WHAT NEEDS TO BE DONE =>
Take the entries below and print all of them exactly, please.

Segment Start: INFORMATION PROVIDED

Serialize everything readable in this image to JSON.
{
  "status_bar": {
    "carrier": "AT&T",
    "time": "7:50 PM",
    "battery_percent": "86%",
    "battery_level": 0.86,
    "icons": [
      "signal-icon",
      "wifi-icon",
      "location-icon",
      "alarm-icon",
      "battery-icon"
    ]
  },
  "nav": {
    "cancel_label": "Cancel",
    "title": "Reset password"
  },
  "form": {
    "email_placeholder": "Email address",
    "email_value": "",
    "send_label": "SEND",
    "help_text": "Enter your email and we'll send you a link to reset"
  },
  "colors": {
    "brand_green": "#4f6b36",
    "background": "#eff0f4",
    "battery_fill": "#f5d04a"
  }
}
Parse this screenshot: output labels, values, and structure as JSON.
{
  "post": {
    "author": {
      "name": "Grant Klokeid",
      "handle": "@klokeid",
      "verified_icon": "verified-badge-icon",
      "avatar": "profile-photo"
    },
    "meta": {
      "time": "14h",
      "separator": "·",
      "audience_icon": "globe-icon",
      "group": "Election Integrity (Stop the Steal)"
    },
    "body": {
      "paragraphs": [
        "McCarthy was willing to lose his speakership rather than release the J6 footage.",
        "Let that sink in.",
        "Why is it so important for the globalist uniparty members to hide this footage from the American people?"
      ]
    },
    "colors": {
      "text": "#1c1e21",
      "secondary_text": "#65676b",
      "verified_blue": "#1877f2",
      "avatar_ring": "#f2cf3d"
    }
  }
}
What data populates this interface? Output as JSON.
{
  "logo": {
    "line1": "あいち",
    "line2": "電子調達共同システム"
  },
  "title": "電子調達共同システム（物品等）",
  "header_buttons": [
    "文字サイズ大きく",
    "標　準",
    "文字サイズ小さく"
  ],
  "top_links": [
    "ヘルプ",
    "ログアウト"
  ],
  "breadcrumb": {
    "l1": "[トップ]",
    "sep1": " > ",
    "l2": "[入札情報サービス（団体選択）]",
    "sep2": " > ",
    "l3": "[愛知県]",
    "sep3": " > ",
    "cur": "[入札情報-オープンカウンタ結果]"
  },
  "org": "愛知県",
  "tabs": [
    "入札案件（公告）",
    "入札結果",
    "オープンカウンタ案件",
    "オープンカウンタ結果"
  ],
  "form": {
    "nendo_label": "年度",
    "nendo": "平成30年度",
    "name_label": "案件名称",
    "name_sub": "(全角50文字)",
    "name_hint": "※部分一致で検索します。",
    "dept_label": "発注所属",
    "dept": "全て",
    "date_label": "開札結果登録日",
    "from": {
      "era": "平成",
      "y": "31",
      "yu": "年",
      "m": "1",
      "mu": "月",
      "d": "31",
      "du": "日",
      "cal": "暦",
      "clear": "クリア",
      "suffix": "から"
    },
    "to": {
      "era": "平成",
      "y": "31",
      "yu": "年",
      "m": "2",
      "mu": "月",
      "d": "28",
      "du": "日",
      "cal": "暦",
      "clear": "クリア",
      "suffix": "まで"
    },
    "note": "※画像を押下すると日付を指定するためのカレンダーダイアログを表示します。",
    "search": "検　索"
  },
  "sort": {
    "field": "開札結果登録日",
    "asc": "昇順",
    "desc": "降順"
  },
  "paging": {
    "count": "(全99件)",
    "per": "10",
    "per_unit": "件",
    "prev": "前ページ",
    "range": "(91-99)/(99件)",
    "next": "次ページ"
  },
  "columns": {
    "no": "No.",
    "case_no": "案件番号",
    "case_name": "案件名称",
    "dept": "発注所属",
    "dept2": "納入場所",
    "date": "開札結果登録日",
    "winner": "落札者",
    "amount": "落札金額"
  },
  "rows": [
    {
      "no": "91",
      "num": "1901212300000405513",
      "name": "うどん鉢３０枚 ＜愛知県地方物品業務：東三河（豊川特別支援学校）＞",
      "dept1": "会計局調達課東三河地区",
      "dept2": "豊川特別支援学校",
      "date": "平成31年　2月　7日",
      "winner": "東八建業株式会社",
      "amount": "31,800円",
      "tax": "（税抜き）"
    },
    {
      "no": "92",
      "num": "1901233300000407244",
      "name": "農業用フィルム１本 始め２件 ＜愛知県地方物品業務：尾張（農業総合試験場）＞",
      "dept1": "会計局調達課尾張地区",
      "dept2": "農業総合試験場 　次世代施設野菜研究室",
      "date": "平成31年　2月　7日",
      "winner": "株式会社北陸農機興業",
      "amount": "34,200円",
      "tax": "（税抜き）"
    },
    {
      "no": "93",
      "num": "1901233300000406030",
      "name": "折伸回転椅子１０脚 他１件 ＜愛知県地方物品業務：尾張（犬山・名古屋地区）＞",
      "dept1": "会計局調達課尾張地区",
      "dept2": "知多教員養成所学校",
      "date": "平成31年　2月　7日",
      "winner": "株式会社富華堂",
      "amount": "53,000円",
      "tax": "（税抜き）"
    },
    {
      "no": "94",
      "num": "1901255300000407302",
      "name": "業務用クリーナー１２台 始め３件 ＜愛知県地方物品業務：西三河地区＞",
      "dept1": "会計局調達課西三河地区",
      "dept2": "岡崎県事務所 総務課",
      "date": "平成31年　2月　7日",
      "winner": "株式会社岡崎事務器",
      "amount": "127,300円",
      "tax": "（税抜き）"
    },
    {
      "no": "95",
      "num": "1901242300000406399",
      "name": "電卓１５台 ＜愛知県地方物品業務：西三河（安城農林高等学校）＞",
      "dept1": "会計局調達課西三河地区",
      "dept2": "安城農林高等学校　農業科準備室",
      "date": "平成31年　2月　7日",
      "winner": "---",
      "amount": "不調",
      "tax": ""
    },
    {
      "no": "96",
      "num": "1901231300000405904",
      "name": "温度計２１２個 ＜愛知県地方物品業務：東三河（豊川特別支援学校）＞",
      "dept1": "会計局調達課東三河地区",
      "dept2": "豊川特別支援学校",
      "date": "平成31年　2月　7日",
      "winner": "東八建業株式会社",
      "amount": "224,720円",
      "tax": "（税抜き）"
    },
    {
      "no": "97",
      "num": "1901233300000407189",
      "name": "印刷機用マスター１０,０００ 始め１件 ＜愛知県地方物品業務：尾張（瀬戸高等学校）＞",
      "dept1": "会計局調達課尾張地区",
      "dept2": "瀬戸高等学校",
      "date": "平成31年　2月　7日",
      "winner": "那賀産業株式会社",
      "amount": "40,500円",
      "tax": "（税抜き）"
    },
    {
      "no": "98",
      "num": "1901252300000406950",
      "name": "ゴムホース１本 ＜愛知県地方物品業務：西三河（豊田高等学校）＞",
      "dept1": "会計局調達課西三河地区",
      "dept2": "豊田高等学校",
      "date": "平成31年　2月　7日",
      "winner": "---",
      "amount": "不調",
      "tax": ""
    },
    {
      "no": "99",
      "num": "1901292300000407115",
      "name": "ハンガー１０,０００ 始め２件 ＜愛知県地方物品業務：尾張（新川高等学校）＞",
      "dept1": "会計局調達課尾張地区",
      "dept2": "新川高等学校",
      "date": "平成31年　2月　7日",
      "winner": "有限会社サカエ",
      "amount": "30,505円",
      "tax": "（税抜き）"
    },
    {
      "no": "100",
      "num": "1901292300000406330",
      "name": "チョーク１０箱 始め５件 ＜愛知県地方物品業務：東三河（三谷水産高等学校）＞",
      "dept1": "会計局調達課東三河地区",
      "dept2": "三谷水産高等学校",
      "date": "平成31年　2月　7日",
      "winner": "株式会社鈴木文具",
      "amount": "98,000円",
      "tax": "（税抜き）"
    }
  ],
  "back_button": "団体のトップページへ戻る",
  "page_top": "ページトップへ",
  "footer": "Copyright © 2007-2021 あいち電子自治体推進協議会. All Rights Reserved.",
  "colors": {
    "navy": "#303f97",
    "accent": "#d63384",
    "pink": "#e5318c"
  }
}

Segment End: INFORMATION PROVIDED

PROBLEM SOLUTION =>
Serialize everything readable in this image to JSON.
{
  "status_bar": {
    "carrier": "AT&T",
    "time": "7:50 PM",
    "battery_percent": "86%",
    "battery_level": 0.86,
    "icons": [
      "signal-icon",
      "wifi-icon",
      "location-icon",
      "alarm-icon",
      "battery-icon"
    ]
  },
  "nav": {
    "cancel_label": "Cancel",
    "title": "Reset password"
  },
  "form": {
    "email_placeholder": "Email address",
    "email_value": "",
    "send_label": "SEND",
    "help_text": "Enter your email and we'll send you a link to reset"
  },
  "colors": {
    "brand_green": "#4f6b36",
    "background": "#eff0f4",
    "battery_fill": "#f5d04a"
  }
}
Parse this screenshot: output labels, values, and structure as JSON.
{
  "post": {
    "author": {
      "name": "Grant Klokeid",
      "handle": "@klokeid",
      "verified_icon": "verified-badge-icon",
      "avatar": "profile-photo"
    },
    "meta": {
      "time": "14h",
      "separator": "·",
      "audience_icon": "globe-icon",
      "group": "Election Integrity (Stop the Steal)"
    },
    "body": {
      "paragraphs": [
        "McCarthy was willing to lose his speakership rather than release the J6 footage.",
        "Let that sink in.",
        "Why is it so important for the globalist uniparty members to hide this footage from the American people?"
      ]
    },
    "colors": {
      "text": "#1c1e21",
      "secondary_text": "#65676b",
      "verified_blue": "#1877f2",
      "avatar_ring": "#f2cf3d"
    }
  }
}
What data populates this interface? Output as JSON.
{
  "logo": {
    "line1": "あいち",
    "line2": "電子調達共同システム"
  },
  "title": "電子調達共同システム（物品等）",
  "header_buttons": [
    "文字サイズ大きく",
    "標　準",
    "文字サイズ小さく"
  ],
  "top_links": [
    "ヘルプ",
    "ログアウト"
  ],
  "breadcrumb": {
    "l1": "[トップ]",
    "sep1": " > ",
    "l2": "[入札情報サービス（団体選択）]",
    "sep2": " > ",
    "l3": "[愛知県]",
    "sep3": " > ",
    "cur": "[入札情報-オープンカウンタ結果]"
  },
  "org": "愛知県",
  "tabs": [
    "入札案件（公告）",
    "入札結果",
    "オープンカウンタ案件",
    "オープンカウンタ結果"
  ],
  "form": {
    "nendo_label": "年度",
    "nendo": "平成30年度",
    "name_label": "案件名称",
    "name_sub": "(全角50文字)",
    "name_hint": "※部分一致で検索します。",
    "dept_label": "発注所属",
    "dept": "全て",
    "date_label": "開札結果登録日",
    "from": {
      "era": "平成",
      "y": "31",
      "yu": "年",
      "m": "1",
      "mu": "月",
      "d": "31",
      "du": "日",
      "cal": "暦",
      "clear": "クリア",
      "suffix": "から"
    },
    "to": {
      "era": "平成",
      "y": "31",
      "yu": "年",
      "m": "2",
      "mu": "月",
      "d": "28",
      "du": "日",
      "cal": "暦",
      "clear": "クリア",
      "suffix": "まで"
    },
    "note": "※画像を押下すると日付を指定するためのカレンダーダイアログを表示します。",
    "search": "検　索"
  },
  "sort": {
    "field": "開札結果登録日",
    "asc": "昇順",
    "desc": "降順"
  },
  "paging": {
    "count": "(全99件)",
    "per": "10",
    "per_unit": "件",
    "prev": "前ページ",
    "range": "(91-99)/(99件)",
    "next": "次ページ"
  },
  "columns": {
    "no": "No.",
    "case_no": "案件番号",
    "case_name": "案件名称",
    "dept": "発注所属",
    "dept2": "納入場所",
    "date": "開札結果登録日",
    "winner": "落札者",
    "amount": "落札金額"
  },
  "rows": [
    {
      "no": "91",
      "num": "1901212300000405513",
      "name": "うどん鉢３０枚 ＜愛知県地方物品業務：東三河（豊川特別支援学校）＞",
      "dept1": "会計局調達課東三河地区",
      "dept2": "豊川特別支援学校",
      "date": "平成31年　2月　7日",
      "winner": "東八建業株式会社",
      "amount": "31,800円",
      "tax": "（税抜き）"
    },
    {
      "no": "92",
      "num": "1901233300000407244",
      "name": "農業用フィルム１本 始め２件 ＜愛知県地方物品業務：尾張（農業総合試験場）＞",
      "dept1": "会計局調達課尾張地区",
      "dept2": "農業総合試験場 　次世代施設野菜研究室",
      "date": "平成31年　2月　7日",
      "winner": "株式会社北陸農機興業",
      "amount": "34,200円",
      "tax": "（税抜き）"
    },
    {
      "no": "93",
      "num": "1901233300000406030",
      "name": "折伸回転椅子１０脚 他１件 ＜愛知県地方物品業務：尾張（犬山・名古屋地区）＞",
      "dept1": "会計局調達課尾張地区",
      "dept2": "知多教員養成所学校",
      "date": "平成31年　2月　7日",
      "winner": "株式会社富華堂",
      "amount": "53,000円",
      "tax": "（税抜き）"
    },
    {
      "no": "94",
      "num": "1901255300000407302",
      "name": "業務用クリーナー１２台 始め３件 ＜愛知県地方物品業務：西三河地区＞",
      "dept1": "会計局調達課西三河地区",
      "dept2": "岡崎県事務所 総務課",
      "date": "平成31年　2月　7日",
      "winner": "株式会社岡崎事務器",
      "amount": "127,300円",
      "tax": "（税抜き）"
    },
    {
      "no": "95",
      "num": "1901242300000406399",
      "name": "電卓１５台 ＜愛知県地方物品業務：西三河（安城農林高等学校）＞",
      "dept1": "会計局調達課西三河地区",
      "dept2": "安城農林高等学校　農業科準備室",
      "date": "平成31年　2月　7日",
      "winner": "---",
      "amount": "不調",
      "tax": ""
    },
    {
      "no": "96",
      "num": "1901231300000405904",
      "name": "温度計２１２個 ＜愛知県地方物品業務：東三河（豊川特別支援学校）＞",
      "dept1": "会計局調達課東三河地区",
      "dept2": "豊川特別支援学校",
      "date": "平成31年　2月　7日",
      "winner": "東八建業株式会社",
      "amount": "224,720円",
      "tax": "（税抜き）"
    },
    {
      "no": "97",
      "num": "1901233300000407189",
      "name": "印刷機用マスター１０,０００ 始め１件 ＜愛知県地方物品業務：尾張（瀬戸高等学校）＞",
      "dept1": "会計局調達課尾張地区",
      "dept2": "瀬戸高等学校",
      "date": "平成31年　2月　7日",
      "winner": "那賀産業株式会社",
      "amount": "40,500円",
      "tax": "（税抜き）"
    },
    {
      "no": "98",
      "num": "1901252300000406950",
      "name": "ゴムホース１本 ＜愛知県地方物品業務：西三河（豊田高等学校）＞",
      "dept1": "会計局調達課西三河地区",
      "dept2": "豊田高等学校",
      "date": "平成31年　2月　7日",
      "winner": "---",
      "amount": "不調",
      "tax": ""
    },
    {
      "no": "99",
      "num": "1901292300000407115",
      "name": "ハンガー１０,０００ 始め２件 ＜愛知県地方物品業務：尾張（新川高等学校）＞",
      "dept1": "会計局調達課尾張地区",
      "dept2": "新川高等学校",
      "date": "平成31年　2月　7日",
      "winner": "有限会社サカエ",
      "amount": "30,505円",
      "tax": "（税抜き）"
    },
    {
      "no": "100",
      "num": "1901292300000406330",
      "name": "チョーク１０箱 始め５件 ＜愛知県地方物品業務：東三河（三谷水産高等学校）＞",
      "dept1": "会計局調達課東三河地区",
      "dept2": "三谷水産高等学校",
      "date": "平成31年　2月　7日",
      "winner": "株式会社鈴木文具",
      "amount": "98,000円",
      "tax": "（税抜き）"
    }
  ],
  "back_button": "団体のトップページへ戻る",
  "page_top": "ページトップへ",
  "footer": "Copyright © 2007-2021 あいち電子自治体推進協議会. All Rights Reserved.",
  "colors": {
    "navy": "#303f97",
    "accent": "#d63384",
    "pink": "#e5318c"
  }
}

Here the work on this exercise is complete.